Oh for crying out loud - "part of how we reflect our Canadian identity is in the use of building stone". Really? I know that I, for one, feel a deep sense of self-loathing when I walk by a building made of foreign stone. It just sticks in my craw that a building directly across the street from Parliament Hill has American limestone in it, especially when we're celebrating the 200th anniversary of the War of 1812 when we whupped those Yankee bastards at Queenston Heights. And guess where the quarry that supplied the stone for the original building is located? You guessed it - Queenston, Ontario - in the shadow of Isaac Brock's monument. Does Stephen Harper have no shame?
Two years ago, when Smith was consulted on the project by the federal Department of Public Works, he recommended stone from the recently reactivated Queenston quarry.
“Whenever work is done on culturally significant properties the effort always has to be made to use stone from the original quarry,” says Smith. “That applies to both restoration work and to additions and alterations.
So why would the restoration contractors commit such a heinous cultural crime? For one, the Indiana limestone is considerably cheaper.
The price difference between it and the Indiana limestone has not been disclosed, but one estimate suggests it is in the neighbourhood of $300,000.

Lucie Brosseau, a spokeswoman for Public Works, said Queenston stone salvaged during demolition will be used to repair the exterior of the original building. However there is no “heritage conservation requirement” to source original stone for new structures adjacent to heritage buildings, she said.
The decision to use Indiana stone was made by the masonry subcontractor, Gem Campbell, she said. The project architects had identified suitable suppliers, which were approved by the department’s heritage conservation directorate. Firms bidding on the job were free to select from a pre-approved list, which included stone from France in addition to that from Indiana and Queenston.

“For the construction of the new annex, a contract for the exterior masonry of the building was awarded by (general contractor) EllisDon Inc. to the most competitive and compliant masonry bid,” Brosseau wrote in an email.
Gem Campbell’s operations manager Marc Langlois said they chose Indiana stone based on price and convenience; they had concerns about Queenston’s ability to supply on time. “It’s honestly just to simplify it.”
Oh, the horror. The contractor is saving the taxpayers some money by using a product that is practically indistinguishable from the more expensive alternative, on a brand-new addition to the building that is not part of the original heritage structure.

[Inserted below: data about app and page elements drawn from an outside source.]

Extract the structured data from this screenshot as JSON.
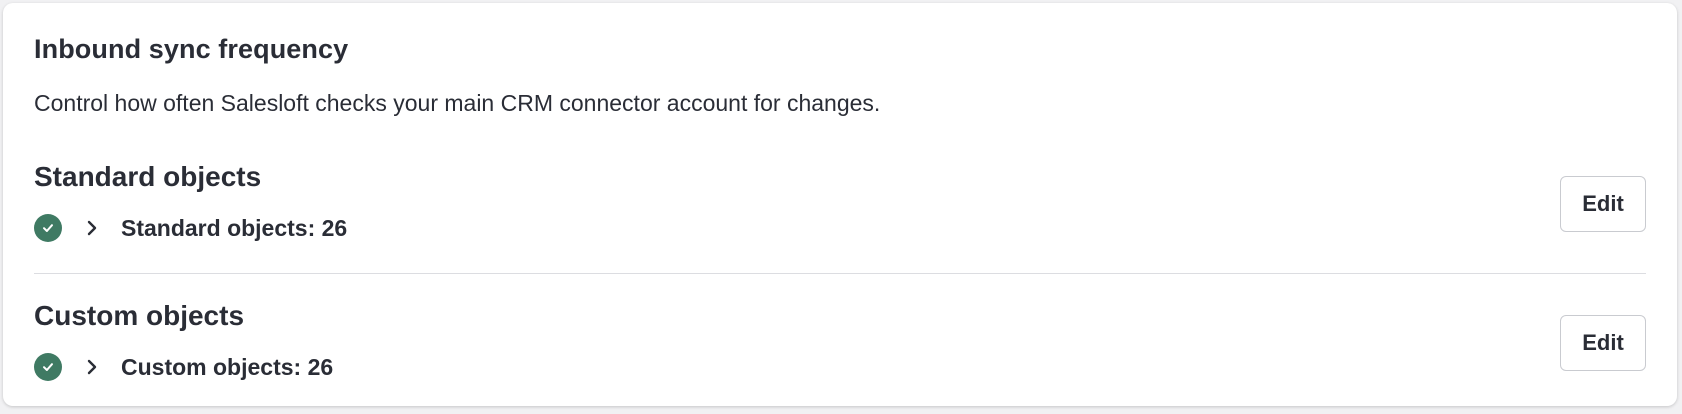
{
  "header": {
    "title": "Inbound sync frequency",
    "description": "Control how often Salesloft checks your main CRM connector account for changes."
  },
  "sections": [
    {
      "heading": "Standard objects",
      "status_label": "Standard objects: 26",
      "status_icon": "check-circle-icon",
      "expand_icon": "chevron-right-icon",
      "edit_label": "Edit"
    },
    {
      "heading": "Custom objects",
      "status_label": "Custom objects: 26",
      "status_icon": "check-circle-icon",
      "expand_icon": "chevron-right-icon",
      "edit_label": "Edit"
    }
  ],
  "colors": {
    "success": "#3f7a63",
    "text": "#2a2d36",
    "border": "#c9cbd0",
    "divider": "#dcdde1",
    "background": "#f1f1f3",
    "card": "#ffffff"
  }
}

Petty nitpicking about Canadian vs American building stone is a symptom of a deep-seated national insecurity, and our cultural elites love to pick at it like a scab. We're better than this.

1 comment:

onefineguy said...

Good old Canadian urban dirt, exhaust fumes and salt splash will be colouring the American and Canadian stones in no time, all the same.